:: Data for processing ::
□ □ □ □

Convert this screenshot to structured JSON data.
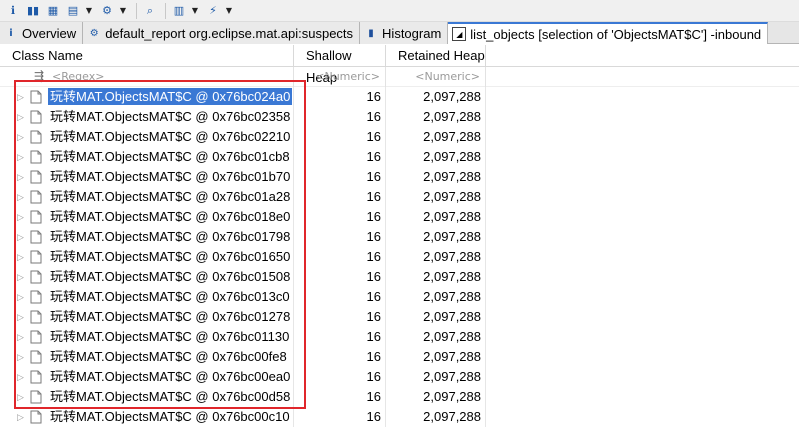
{
  "toolbar": {
    "buttons": [
      "info-icon",
      "histogram-icon",
      "sql-icon",
      "query-icon",
      "search-icon",
      "export-icon",
      "report-icon",
      "settings-icon"
    ]
  },
  "tabs": [
    {
      "label": "Overview",
      "icon": "info-icon"
    },
    {
      "label": "default_report  org.eclipse.mat.api:suspects",
      "icon": "report-icon"
    },
    {
      "label": "Histogram",
      "icon": "histogram-icon"
    },
    {
      "label": "list_objects [selection of 'ObjectsMAT$C'] -inbound",
      "icon": "list-icon",
      "active": true
    }
  ],
  "table": {
    "columns": [
      "Class Name",
      "Shallow Heap",
      "Retained Heap"
    ],
    "filter": {
      "regex": "<Regex>",
      "numeric_shallow": "<Numeric>",
      "numeric_retained": "<Numeric>"
    },
    "rows": [
      {
        "name": "玩转MAT.ObjectsMAT$C @ 0x76bc024a0",
        "shallow": "16",
        "retained": "2,097,288",
        "selected": true
      },
      {
        "name": "玩转MAT.ObjectsMAT$C @ 0x76bc02358",
        "shallow": "16",
        "retained": "2,097,288"
      },
      {
        "name": "玩转MAT.ObjectsMAT$C @ 0x76bc02210",
        "shallow": "16",
        "retained": "2,097,288"
      },
      {
        "name": "玩转MAT.ObjectsMAT$C @ 0x76bc01cb8",
        "shallow": "16",
        "retained": "2,097,288"
      },
      {
        "name": "玩转MAT.ObjectsMAT$C @ 0x76bc01b70",
        "shallow": "16",
        "retained": "2,097,288"
      },
      {
        "name": "玩转MAT.ObjectsMAT$C @ 0x76bc01a28",
        "shallow": "16",
        "retained": "2,097,288"
      },
      {
        "name": "玩转MAT.ObjectsMAT$C @ 0x76bc018e0",
        "shallow": "16",
        "retained": "2,097,288"
      },
      {
        "name": "玩转MAT.ObjectsMAT$C @ 0x76bc01798",
        "shallow": "16",
        "retained": "2,097,288"
      },
      {
        "name": "玩转MAT.ObjectsMAT$C @ 0x76bc01650",
        "shallow": "16",
        "retained": "2,097,288"
      },
      {
        "name": "玩转MAT.ObjectsMAT$C @ 0x76bc01508",
        "shallow": "16",
        "retained": "2,097,288"
      },
      {
        "name": "玩转MAT.ObjectsMAT$C @ 0x76bc013c0",
        "shallow": "16",
        "retained": "2,097,288"
      },
      {
        "name": "玩转MAT.ObjectsMAT$C @ 0x76bc01278",
        "shallow": "16",
        "retained": "2,097,288"
      },
      {
        "name": "玩转MAT.ObjectsMAT$C @ 0x76bc01130",
        "shallow": "16",
        "retained": "2,097,288"
      },
      {
        "name": "玩转MAT.ObjectsMAT$C @ 0x76bc00fe8",
        "shallow": "16",
        "retained": "2,097,288"
      },
      {
        "name": "玩转MAT.ObjectsMAT$C @ 0x76bc00ea0",
        "shallow": "16",
        "retained": "2,097,288"
      },
      {
        "name": "玩转MAT.ObjectsMAT$C @ 0x76bc00d58",
        "shallow": "16",
        "retained": "2,097,288"
      },
      {
        "name": "玩转MAT.ObjectsMAT$C @ 0x76bc00c10",
        "shallow": "16",
        "retained": "2,097,288"
      }
    ]
  },
  "colors": {
    "selection": "#3a78d4",
    "highlight_box": "#e0262b"
  }
}
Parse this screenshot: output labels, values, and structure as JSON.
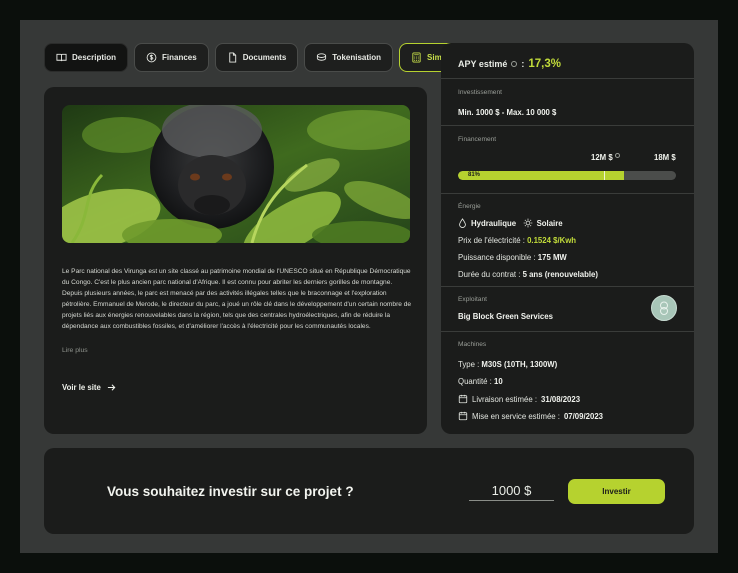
{
  "tabs": [
    {
      "label": "Description",
      "icon": "book-icon"
    },
    {
      "label": "Finances",
      "icon": "dollar-icon"
    },
    {
      "label": "Documents",
      "icon": "document-icon"
    },
    {
      "label": "Tokenisation",
      "icon": "coins-icon"
    },
    {
      "label": "Simulation",
      "icon": "calculator-icon"
    }
  ],
  "description": {
    "text": "Le Parc national des Virunga est un site classé au patrimoine mondial de l'UNESCO situé en République Démocratique du Congo.  C'est le plus ancien parc national d'Afrique. Il est connu pour abriter les derniers gorilles de montagne. Depuis plusieurs années, le parc est menacé par des activités illégales telles que le braconnage et l'exploration pétrolière. Emmanuel de Merode, le directeur du parc, a joué un rôle clé dans le développement d'un certain nombre de projets liés aux énergies renouvelables dans la région, tels que des centrales hydroélectriques, afin de réduire la dépendance aux combustibles fossiles, et d'améliorer l'accès à l'électricité pour les communautés locales.",
    "read_more": "Lire plus",
    "visit": "Voir le site"
  },
  "apy": {
    "label": "APY estimé",
    "colon": ":",
    "value": "17,3%"
  },
  "investissement": {
    "label": "Investissement",
    "range": "Min. 1000 $ - Max. 10 000 $"
  },
  "financement": {
    "label": "Financement",
    "current": "12M $",
    "total": "18M $",
    "percent_label": "81%",
    "fill_fraction": 0.76,
    "marker_fraction": 0.67
  },
  "energie": {
    "label": "Énergie",
    "type1": "Hydraulique",
    "type2": "Solaire",
    "price_label": "Prix de l'électricité :",
    "price_value": "0.1524 $/Kwh",
    "power_label": "Puissance disponible :",
    "power_value": "175 MW",
    "duration_label": "Durée du contrat :",
    "duration_value": "5 ans (renouvelable)"
  },
  "exploitant": {
    "label": "Exploitant",
    "name": "Big Block Green Services"
  },
  "machines": {
    "label": "Machines",
    "type_label": "Type :",
    "type_value": "M30S (10TH, 1300W)",
    "qty_label": "Quantité :",
    "qty_value": "10",
    "delivery_label": "Livraison estimée :",
    "delivery_value": "31/08/2023",
    "service_label": "Mise en service estimée :",
    "service_value": "07/09/2023"
  },
  "invest": {
    "question": "Vous souhaitez investir sur ce projet ?",
    "amount": "1000 $",
    "button": "Investir"
  },
  "colors": {
    "accent": "#b6d22f",
    "card": "#1b1c1b",
    "frame": "#363837"
  }
}
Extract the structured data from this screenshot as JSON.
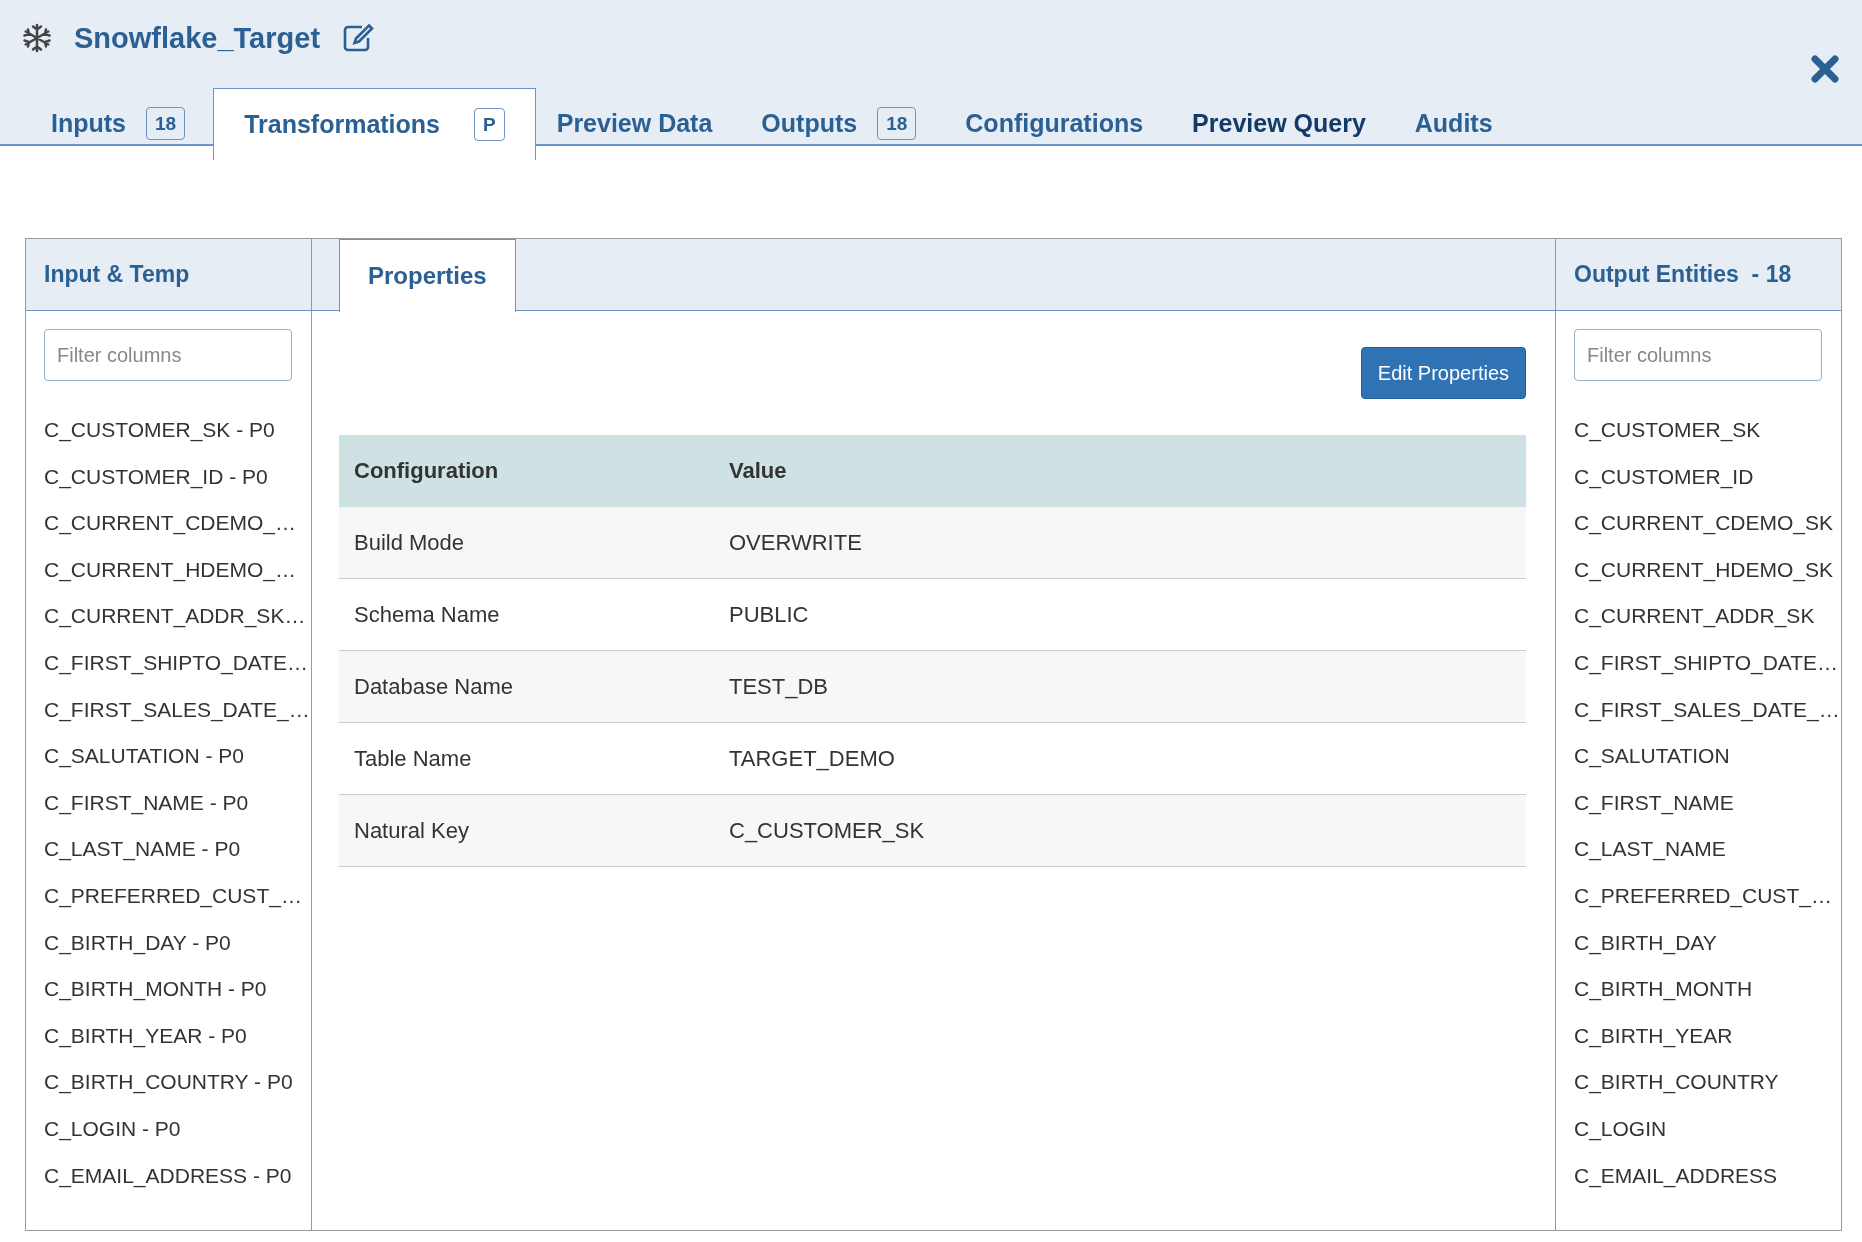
{
  "window": {
    "title": "Snowflake_Target"
  },
  "tabs": [
    {
      "label": "Inputs",
      "badge": "18",
      "selected": false,
      "highlighted": false
    },
    {
      "label": "Transformations",
      "badge": "P",
      "selected": true,
      "highlighted": false
    },
    {
      "label": "Preview Data",
      "selected": false,
      "highlighted": false
    },
    {
      "label": "Outputs",
      "badge": "18",
      "selected": false,
      "highlighted": false
    },
    {
      "label": "Configurations",
      "selected": false,
      "highlighted": false
    },
    {
      "label": "Preview Query",
      "selected": false,
      "highlighted": true
    },
    {
      "label": "Audits",
      "selected": false,
      "highlighted": false
    }
  ],
  "input_panel": {
    "title": "Input & Temp",
    "filter": {
      "placeholder": "Filter columns"
    },
    "items": [
      "C_CUSTOMER_SK - P0",
      "C_CUSTOMER_ID - P0",
      "C_CURRENT_CDEMO_…",
      "C_CURRENT_HDEMO_…",
      "C_CURRENT_ADDR_SK…",
      "C_FIRST_SHIPTO_DATE…",
      "C_FIRST_SALES_DATE_…",
      "C_SALUTATION - P0",
      "C_FIRST_NAME - P0",
      "C_LAST_NAME - P0",
      "C_PREFERRED_CUST_…",
      "C_BIRTH_DAY - P0",
      "C_BIRTH_MONTH - P0",
      "C_BIRTH_YEAR - P0",
      "C_BIRTH_COUNTRY - P0",
      "C_LOGIN - P0",
      "C_EMAIL_ADDRESS - P0"
    ]
  },
  "center_panel": {
    "tabs": [
      {
        "label": "Properties",
        "selected": true
      }
    ],
    "edit_button": "Edit Properties",
    "table": {
      "columns": [
        "Configuration",
        "Value"
      ],
      "rows": [
        [
          "Build Mode",
          "OVERWRITE"
        ],
        [
          "Schema Name",
          "PUBLIC"
        ],
        [
          "Database Name",
          "TEST_DB"
        ],
        [
          "Table Name",
          "TARGET_DEMO"
        ],
        [
          "Natural Key",
          "C_CUSTOMER_SK"
        ]
      ]
    }
  },
  "output_panel": {
    "title": "Output Entities  - 18",
    "filter": {
      "placeholder": "Filter columns"
    },
    "items": [
      "C_CUSTOMER_SK",
      "C_CUSTOMER_ID",
      "C_CURRENT_CDEMO_SK",
      "C_CURRENT_HDEMO_SK",
      "C_CURRENT_ADDR_SK",
      "C_FIRST_SHIPTO_DATE…",
      "C_FIRST_SALES_DATE_…",
      "C_SALUTATION",
      "C_FIRST_NAME",
      "C_LAST_NAME",
      "C_PREFERRED_CUST_…",
      "C_BIRTH_DAY",
      "C_BIRTH_MONTH",
      "C_BIRTH_YEAR",
      "C_BIRTH_COUNTRY",
      "C_LOGIN",
      "C_EMAIL_ADDRESS"
    ]
  }
}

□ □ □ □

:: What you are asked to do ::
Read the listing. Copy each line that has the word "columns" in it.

:: Expected answer ::
    "columns": [
      "placeholder": "Filter columns"
      "columns": [
      "placeholder": "Filter columns"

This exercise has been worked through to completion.